A minor literature doesn’t come from a minor language; it is rather that which a minority constructs within a major language.
The first characteristic of minor literature is that in it language is affected with a high coefficient of deterritorialization that turns the language into something “impossible”.
The second characteristic of minor literatures is that everything in them is political. In major literatures, in contrast, the individual concern (familial, marital, and so on) joins with other no less individual concerns, the social milieu serving as a mere environment or background. Minor literature is completely different; its cramped space forces each individual intrigue to connect immediately to politics.

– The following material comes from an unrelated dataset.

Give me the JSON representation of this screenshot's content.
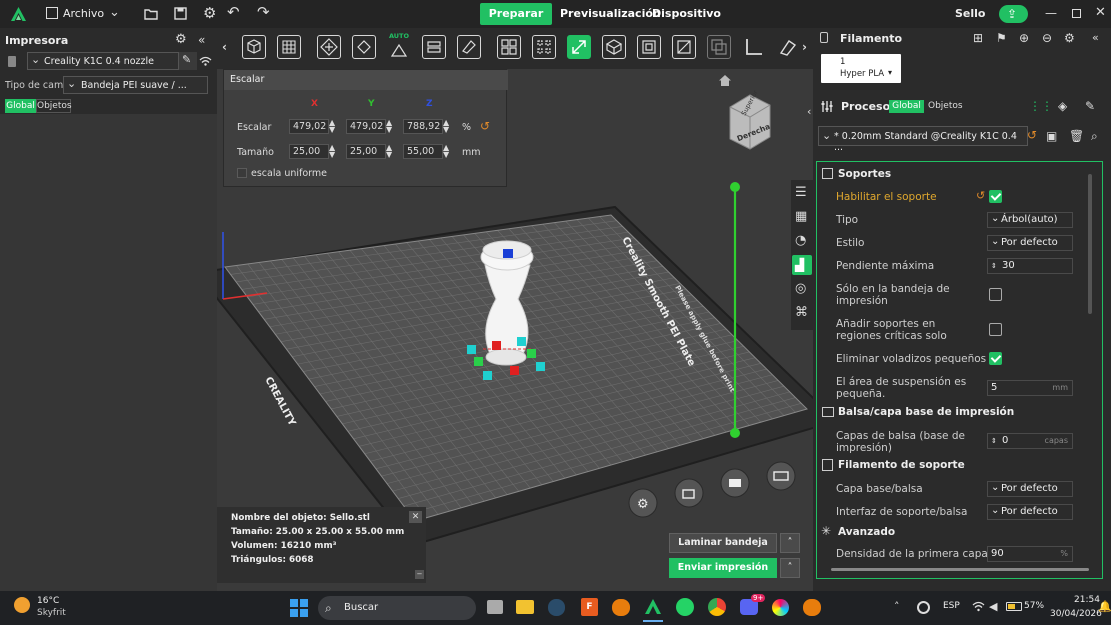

The third characteristic of minor literature is that in it everything takes on a collective value. Indeed, precisely because talent isn’t abundant in a minor literature, there are no possibilities for an individuated enunciation that would belong to this or that “master” and that could be separated from a collective enunciation. Indeed, scarcity of talent is in fact beneficial and allows the conception of something other than a literature of masters; what each author says individually already constitutes a common action, and what he or she says or does is necessarily political, even if others aren’t in agreement. The political domain has contaminated every statement. But above all else, literature finds itself positively charged with the role and function of collective, and even revolutionary, enunciation. If the writer is in the margins or completely outside his or her fragile community, this situation allows the writer all the more the possibility to express another possible community and to forge the means for another consciousness and another sensibility.
We might as well say that minor no longer designates specific literatures but the revolutionary conditions for every literature within the heart of what is called great (or established) literature. And for that, finding one’s own point of underdevelopment, one’s own patois, one’s own third world, one’s own desert is necessary.
To make use of the polylingualism of one’s own language, to make a minor or intensive use of it, to oppose the oppressed quality of this language to its oppressive quality, to find points of nonculture or underdevelopment.